Relational Learning Project Grows
Hearts Exchanged, a reconciliation effort and learning opportunity, is reaching communities across Canada.
The project, now in its second phase, has over 250 participants from every classis and region in Canada gathering regularly to learn and converse on matters of reconciliation. The goal of Hearts Exchanged is to equip Reformed Christians to engage with Indigenous people as neighbors and fellow people loved and created by God and bearing his image.
The first phase of the project, which took place from autumn 2020 through spring 2021, saw two pilot cohorts from eastern and western Canada complete the program and give feedback to help shape and refine the journey for future participants.
In its current iteration, Hearts Exchanged invites participants to commit to an eight-month learning and action journey, which involves gathering online with other people in their cohort once a month and using the time in between sessions to read, watch documentaries, and journal about the experience. By the end of the eight months, participants will have created an action plan to continue the reconciliation process and to share their learning with people in their churches and communities.
Priya Andrade, the justice and reconciliation mobilizer with Canadian Ministries, is excited about the growth of Hearts Exchanged and what it means for the Christian Reformed Church, noting, “This is what we’re invited as a country to be doing, and we’re responding as a church.” She added, “Are we doing it perfectly? More than likely not, but are we doing it? Yeah. We’re not indifferent. And I think that’s what Hearts Exchanged is showing.”
The experience is designed to foster learning about the harms caused to Indigenous peoples by colonization, to share stories of people whose lives have been impacted by its ongoing effects, and to provide a safe place for honest dialogue and relationship building around these topics.
Shannon Perez, a member of the Dene First Nation, was part of the team that created and curated the materials included in Hearts Exchanged. “There are a lot of Indigenous people that . . . have their own tension about being Indigenous and being Christian. It’s been the narrative we have to choose: ‘You’re either Indigenous or you’re Christian, but you can’t be both.’ But how did we even come to the place where Indigenous people have to choose? That is why we need to go through Hearts Exchanged.”
Feedback from past participants has been encouraging. One person shared, “I love how the circle discussions allow for a diversity of perspectives that frees each person to listen and not feel like they have to talk about everything; everyone can share what is most meaningfully on their heart and mind. If you have done the first steps of a Blanket Exercise and are asking what’s next, this journey is the perfect thing for you!”
Another participant praised the project as a way to answer the call to care for the oppressed, to do justice and love mercy. Another shared, “Hearts Exchanged gave me the opportunity to finally learn about Indigenous justice issues and context in Canada and what role I can play in moving forward.”
To ensure that the learning continues and spreads, phase three will invite participants from previous cohorts to take steps to implement their action plans, engaging their communities in reconciliation activities.
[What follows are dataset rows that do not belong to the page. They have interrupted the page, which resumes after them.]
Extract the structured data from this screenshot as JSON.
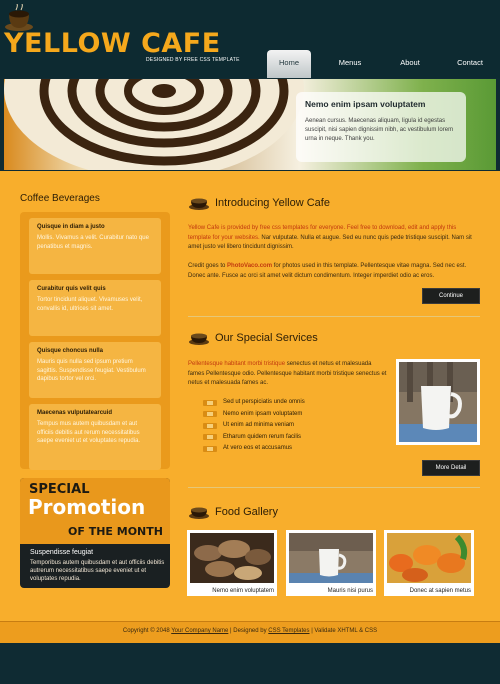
{
  "header": {
    "logo_title": "YELLOW CAFE",
    "logo_tagline": "DESIGNED BY FREE CSS TEMPLATE",
    "nav": [
      "Home",
      "Menus",
      "About",
      "Contact"
    ]
  },
  "banner": {
    "title": "Nemo enim ipsam voluptatem",
    "text": "Aenean cursus. Maecenas aliquam, ligula id egestas suscipit, nisi sapien dignissim nibh, ac vestibulum lorem urna in neque. Thank you."
  },
  "sidebar": {
    "title": "Coffee Beverages",
    "items": [
      {
        "title": "Quisque in diam a justo",
        "text": "Mollis. Vivamus a velit. Curabitur nato que penatibus et magnis."
      },
      {
        "title": "Curabitur quis velit quis",
        "text": "Tortor tincidunt aliquet. Vivamuses velit, convallis id, ultrices sit amet."
      },
      {
        "title": "Quisque choncus nulla",
        "text": "Mauris quis nulla sed ipsum pretium sagittis. Suspendisse feugiat. Vestibulum dapibus tortor vel orci."
      },
      {
        "title": "Maecenas vulputatearcuid",
        "text": "Tempus mus autem quibusdam et aut officiis debitis aut rerum necessitatibus saepe eveniet ut et voluptates repudia."
      }
    ],
    "promo": {
      "line1": "SPECIAL",
      "line2": "Promotion",
      "line3": "OF THE MONTH",
      "title": "Suspendisse feugiat",
      "text": "Temporibus autem quibusdam et aut officiis debitis autrerum necessitatibus saepe eveniet ut et voluptates repudia."
    }
  },
  "intro": {
    "heading": "Introducing Yellow Cafe",
    "para1_red": "Yellow Cafe is provided by free css templates for everyone. Feel free to download, edit and apply this template for your websites.",
    "para1_rest": " Nar vulputate. Nulla et augue. Sed eu nunc quis pede tristique suscipit. Nam sit amet justo vel libero tincidunt dignissim.",
    "para2_pre": "Credit goes to ",
    "para2_link": "PhotoVaco.com",
    "para2_post": " for photos used in this template. Pellentesque vitae magna. Sed nec est. Donec ante. Fusce ac orci sit amet velit dictum condimentum. Integer imperdiet odio ac eros.",
    "button": "Continue"
  },
  "services": {
    "heading": "Our Special Services",
    "text_red": "Pellentesque habitant morbi tristique",
    "text_rest": " senectus et netus et malesuada fames Pellentesque odio. Pellentesque habitant morbi tristique senectus et netus et malesuada fames ac.",
    "list": [
      "Sed ut perspiciatis unde omnis",
      "Nemo enim ipsam voluptatem",
      "Ut enim ad minima veniam",
      "Etharum quidem rerum facilis",
      "At vero eos et accusamus"
    ],
    "button": "More Detail"
  },
  "gallery": {
    "heading": "Food Gallery",
    "items": [
      "Nemo enim voluptatem",
      "Mauris nisi purus",
      "Donec at sapien metus"
    ]
  },
  "footer": {
    "pre": "Copyright © 2048 ",
    "company": "Your Company Name",
    "mid": " | Designed by ",
    "designer": "CSS Templates",
    "post": " | Validate XHTML & CSS"
  },
  "colors": {
    "header_bg": "#0d2a31",
    "content_bg": "#f8ae2c",
    "accent_orange": "#f5a81c",
    "link_red": "#c2390f"
  }
}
Phase four will bring the learning and action planning to the next CRC Canadian National Gathering, providing resources to bring the work to local church contexts.
Learn more at crcna.org/hearts-exchanged.